It’s a good practice to read the information provided on equipment. As Brian stated, the AC “breaker” is in fact, just a switch. It provides no over-current protection to the system.
As you can see in my original photos there is not label that indicates an AC unit. I have also attached a photo to show that were are no apparent double taps. This is a newer home built in 2005. Should I recommend that it appear that the AC unit does not have any overcurrent protection and needs future evaluation by an electriciton.

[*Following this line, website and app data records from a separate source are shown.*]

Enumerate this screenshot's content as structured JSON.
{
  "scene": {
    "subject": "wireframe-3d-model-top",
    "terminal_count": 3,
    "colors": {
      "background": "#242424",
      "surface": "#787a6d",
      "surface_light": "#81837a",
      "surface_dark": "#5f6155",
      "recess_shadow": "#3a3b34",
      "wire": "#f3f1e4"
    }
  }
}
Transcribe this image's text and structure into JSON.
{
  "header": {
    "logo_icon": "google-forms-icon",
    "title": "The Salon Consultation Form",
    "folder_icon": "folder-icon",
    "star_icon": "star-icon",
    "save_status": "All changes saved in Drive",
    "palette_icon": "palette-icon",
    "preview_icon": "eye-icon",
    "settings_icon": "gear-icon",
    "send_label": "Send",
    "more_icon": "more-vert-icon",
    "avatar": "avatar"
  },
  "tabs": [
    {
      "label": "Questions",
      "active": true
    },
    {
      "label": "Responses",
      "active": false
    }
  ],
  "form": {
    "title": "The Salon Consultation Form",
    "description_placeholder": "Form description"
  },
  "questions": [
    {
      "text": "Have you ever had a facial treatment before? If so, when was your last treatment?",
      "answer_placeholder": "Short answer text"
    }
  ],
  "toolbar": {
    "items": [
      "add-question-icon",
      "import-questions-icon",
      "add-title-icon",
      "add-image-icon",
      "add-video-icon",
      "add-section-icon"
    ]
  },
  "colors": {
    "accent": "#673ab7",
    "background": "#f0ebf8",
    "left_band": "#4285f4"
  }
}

I have read over the information provided in that link and I understand that to determine the service rating I need to determine the lowest rated component. So here is my question is if the The Panel, the meter , SEC size, etc. are all rated 200amp, but there is not service disconnect and there are 2 breakers one rated 100 amp for a sub and the other is 20 amp for that garage GFI. Is the service 120 amps. I understand that if I had 4 breakers that totaled 250 amps that the service amps would only be 200amps because of the lowest rated component. I hope that this clarifies my true question.
David, the label on the main service panel(with the 100 and 20) will determine your service size assuming you have correctly identified the meter and SE cable to be 200A.
That may be a 150A main panel but I can’t read the label.
You still can’t add breakers to determine service size.
Michael, thank you for the clarification and the web link.
You also haven’t determined where the over current protection is for the AC unit which should also be noted in your report.
If the meter, panel, and subpanel are rated 200 amps then the next step is to determine the wire size to the main panel. If the wire size is 2/0 cu or 4/0 alum it is a 200 service, if the wire size is #1 cu or 2/0 alum it is a 150 amp service (see Table 310.15(B)(6) NEC) for other wire sizes and amps. The breakers in the main panel do not determine the service size in this case. You could add 4 more breakers to the main panel giving it 6 throws as long as the connected load does not exced the total calculated load.
As for the A/C If it is a split unit it could be a non coincidental load Ex. Electric Heat strip does not run when the cooling is called for and compressor does not run when the electric heat is called for. Therefore The breaker for the air handler could be feeding the air handler and then to the compressor. But I would need more info to determine that. There could even be a small panel at the air handler. Just a possibility, but like i said more info is needed.
This is a Gas fired Heater with an air handler that is plunged into an outlet that is protected by a fuse and there was not small panel in the attic were the unit was located (i double checked by reviewing my pictures).
The A/C breaker seems to be a mystery since the heat is gas. Good luck on this one.
The panel directory could be mis-labeled?
I bet the 25 amp 2 pole breaker is for the ac.
Turn the breaker off, then test the ac.
I don’t even see a 25A 2pole. I see a 20 amp 2 pole, with #12’s attached to it. The wires in the AC disco look to be #6 SEU, or #8 at the least.
If anything, I would guess the oven is gas and that 50A is really for the AC. But from here it’s just a crap shoot.
I was also thinking that the 50A labeled oven may have been for the AC, because the kitchen had a gas range. Still you would think that a house that is only 3 years old would have both options. I called out that I was unable to locate the overcurrent protection for the AC unit and it needs further evaluation by a electrician or HVAC tech.
No. When we wire houses, we wire to what is in the plan. We don’t throw in extra stuff at our expense just to be nice, especially something as expensive as a 50 amp circuit. Being only 3 years old means nothing.
Now, if you had said it was a high end custom home, that might be different. Although, I’ve still noticed that a million dollar home and a $100K home still get the same $9 fart fan in the bathroom.
It’s kind of like buying a car, you want more options, you pay for them.
It would be an easy mistake to label the 50 amp circuit “Range” since 90% of the time that’s what it is for.